● Task to complete: Take every line from the data that has the word "https" in it.

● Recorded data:
☆ ☆ ☆ ☆ ☆
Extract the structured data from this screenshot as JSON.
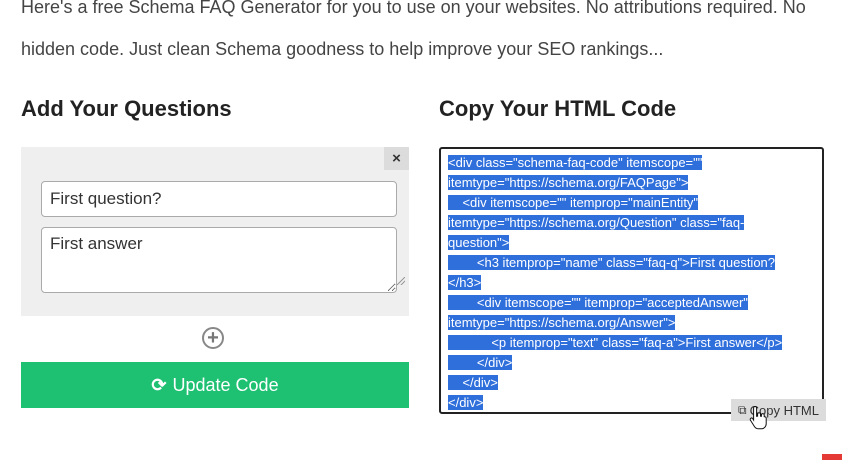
{
  "intro": {
    "line1": "Here's a free Schema FAQ Generator for you to use on your websites. No attributions required. No",
    "line2": "hidden code. Just clean Schema goodness to help improve your SEO rankings..."
  },
  "left": {
    "title": "Add Your Questions",
    "close_label": "×",
    "question_value": "First question?",
    "answer_value": "First answer",
    "add_label": "+",
    "update_label": "Update Code",
    "update_icon": "⟳"
  },
  "right": {
    "title": "Copy Your HTML Code",
    "code_lines": [
      "<div class=\"schema-faq-code\" itemscope=\"\"",
      "itemtype=\"https://schema.org/FAQPage\">",
      "    <div itemscope=\"\" itemprop=\"mainEntity\"",
      "itemtype=\"https://schema.org/Question\" class=\"faq-",
      "question\">",
      "        <h3 itemprop=\"name\" class=\"faq-q\">First question?",
      "</h3>",
      "        <div itemscope=\"\" itemprop=\"acceptedAnswer\"",
      "itemtype=\"https://schema.org/Answer\">",
      "            <p itemprop=\"text\" class=\"faq-a\">First answer</p>",
      "        </div>",
      "    </div>",
      "</div>"
    ],
    "copy_label": "Copy HTML",
    "copy_icon": "copy-icon"
  },
  "colors": {
    "accent_green": "#1ec072",
    "selection_blue": "#2f6fdc"
  }
}
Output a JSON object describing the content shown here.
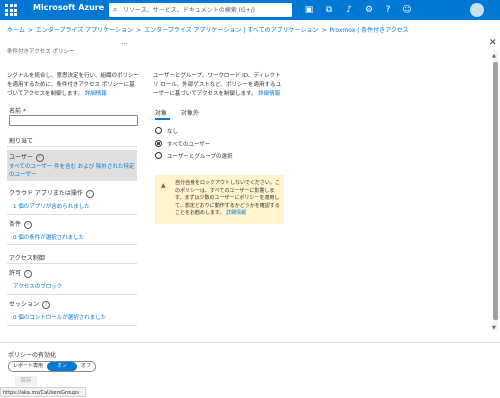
{
  "topbar": {
    "brand": "Microsoft Azure",
    "search_placeholder": "リソース、サービス、ドキュメントの検索 (G+/)",
    "icons": [
      "terminal-icon",
      "directory-filter-icon",
      "bell-icon",
      "gear-icon",
      "help-icon",
      "feedback-icon"
    ]
  },
  "breadcrumb": {
    "items": [
      "ホーム",
      "エンタープライズ アプリケーション",
      "エンタープライズ アプリケーション | すべてのアプリケーション",
      "Proxmox | 条件付きアクセス"
    ],
    "separator": ">"
  },
  "page": {
    "subtitle": "条件付きアクセス ポリシー",
    "ellipsis": "..."
  },
  "left": {
    "description": "シグナルを統合し、意思決定を行い、組織のポリシーを適用するために、条件付きアクセス ポリシーに基づいてアクセスを制御します。",
    "description_link": "詳細情報",
    "name_label": "名前",
    "name_required": "*",
    "name_value": "",
    "assignments_heading": "割り当て",
    "users_title": "ユーザー",
    "users_value": "すべてのユーザー 件を含む および 除外された特定のユーザー",
    "cloud_apps_title": "クラウド アプリまたは操作",
    "cloud_apps_value": "1 個のアプリが含められました",
    "conditions_title": "条件",
    "conditions_value": "0 個の条件が選択されました",
    "access_controls_heading": "アクセス制御",
    "grant_title": "許可",
    "grant_value": "アクセスのブロック",
    "session_title": "セッション",
    "session_value": "0 個のコントロールが選択されました"
  },
  "right": {
    "description": "ユーザーとグループ、ワークロード ID、ディレクトリ ロール、外部ゲストなど、ポリシーを適用するユーザーに基づいてアクセスを制御します。",
    "description_link": "詳細情報",
    "tabs": [
      "対象",
      "対象外"
    ],
    "radio_options": [
      "なし",
      "すべてのユーザー",
      "ユーザーとグループの選択"
    ],
    "selected_option": "すべてのユーザー",
    "warning_text": "自分自身をロックアウトしないでください。このポリシーは、すべてのユーザーに影響します。まずは少数のユーザーにポリシーを適用して、想定どおりに動作するかどうかを確認することをお勧めします。",
    "warning_link": "詳細情報"
  },
  "footer": {
    "enable_label": "ポリシーの有効化",
    "toggle_options": [
      "レポート専用",
      "オン",
      "オフ"
    ],
    "toggle_selected": "オン",
    "save_label": "保存"
  },
  "status_url": "https://aka.ms/CaUsersGroups",
  "colors": {
    "accent": "#0078d4",
    "warning_bg": "#fff4ce",
    "selected_block": "#e1dfdd"
  }
}
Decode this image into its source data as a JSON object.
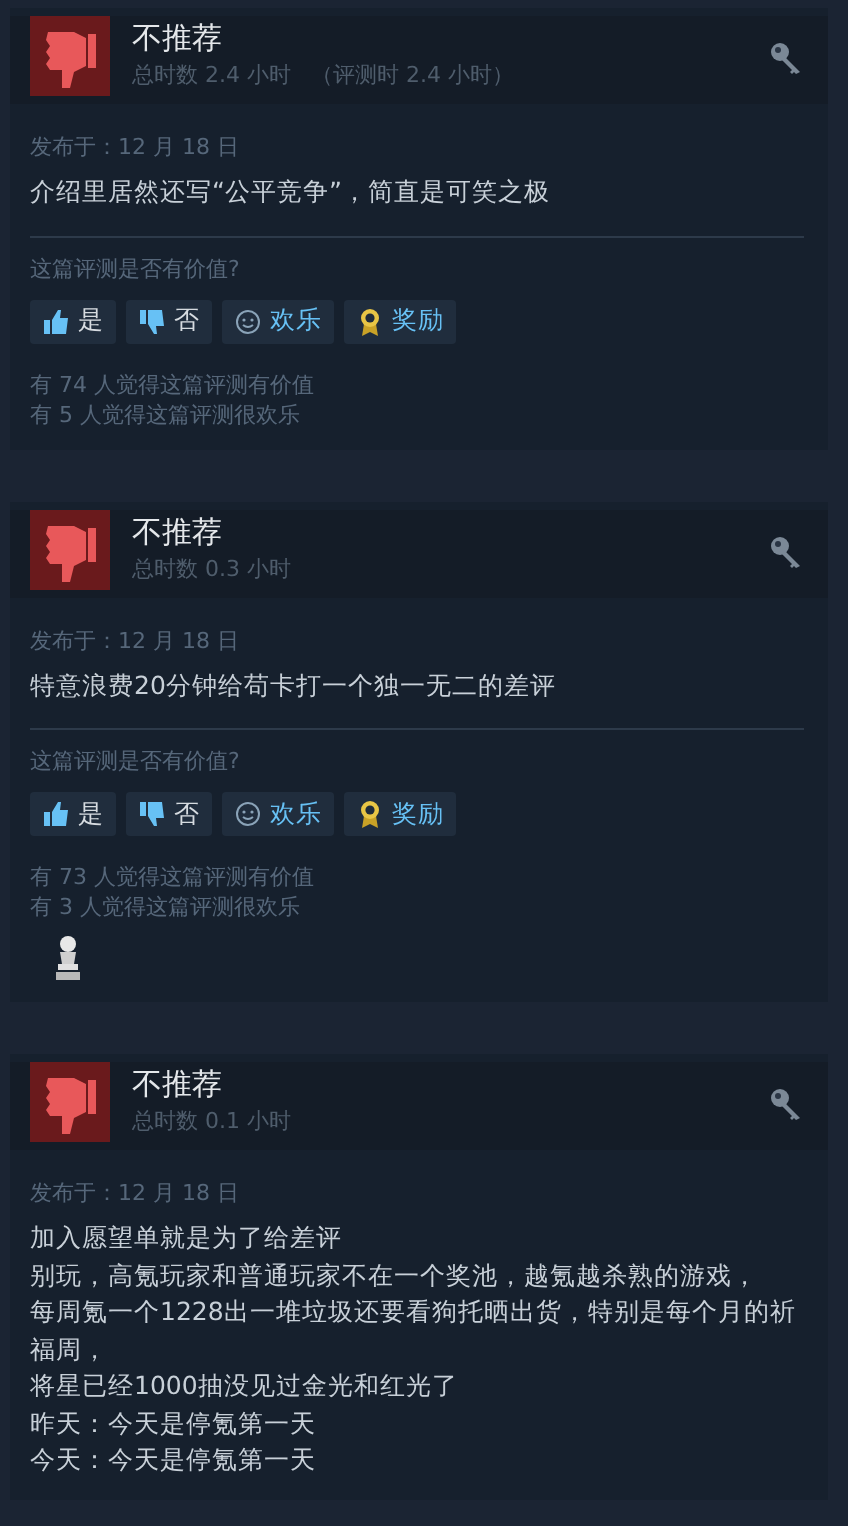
{
  "reviews": [
    {
      "verdict": "不推荐",
      "playtime": "总时数 2.4 小时",
      "playtime_at_review": "（评测时 2.4 小时）",
      "posted": "发布于：12 月 18 日",
      "body": [
        "介绍里居然还写“公平竞争”，简直是可笑之极"
      ],
      "question": "这篇评测是否有价值?",
      "buttons": [
        {
          "kind": "yes",
          "label": "是"
        },
        {
          "kind": "no",
          "label": "否"
        },
        {
          "kind": "funny",
          "label": "欢乐"
        },
        {
          "kind": "award",
          "label": "奖励"
        }
      ],
      "stats": [
        "有 74 人觉得这篇评测有价值",
        "有 5 人觉得这篇评测很欢乐"
      ]
    },
    {
      "verdict": "不推荐",
      "playtime": "总时数 0.3 小时",
      "posted": "发布于：12 月 18 日",
      "body": [
        "特意浪费20分钟给苟卡打一个独一无二的差评"
      ],
      "question": "这篇评测是否有价值?",
      "buttons": [
        {
          "kind": "yes",
          "label": "是"
        },
        {
          "kind": "no",
          "label": "否"
        },
        {
          "kind": "funny",
          "label": "欢乐"
        },
        {
          "kind": "award",
          "label": "奖励"
        }
      ],
      "stats": [
        "有 73 人觉得这篇评测有价值",
        "有 3 人觉得这篇评测很欢乐"
      ],
      "awards": [
        {
          "kind": "statue"
        }
      ]
    },
    {
      "verdict": "不推荐",
      "playtime": "总时数 0.1 小时",
      "posted": "发布于：12 月 18 日",
      "body": [
        "加入愿望单就是为了给差评",
        "别玩，高氪玩家和普通玩家不在一个奖池，越氪越杀熟的游戏，",
        "每周氪一个1228出一堆垃圾还要看狗托晒出货，特别是每个月的祈福周，",
        "将星已经1000抽没见过金光和红光了",
        "昨天：今天是停氪第一天",
        "今天：今天是停氪第一天"
      ]
    }
  ]
}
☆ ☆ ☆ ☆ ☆
● Your response:
      "itemtype=\"https://schema.org/FAQPage\">",
      "itemtype=\"https://schema.org/Question\" class=\"faq-",
      "itemtype=\"https://schema.org/Answer\">",
  "status_url": "https://aka.ms/CaUsersGroups",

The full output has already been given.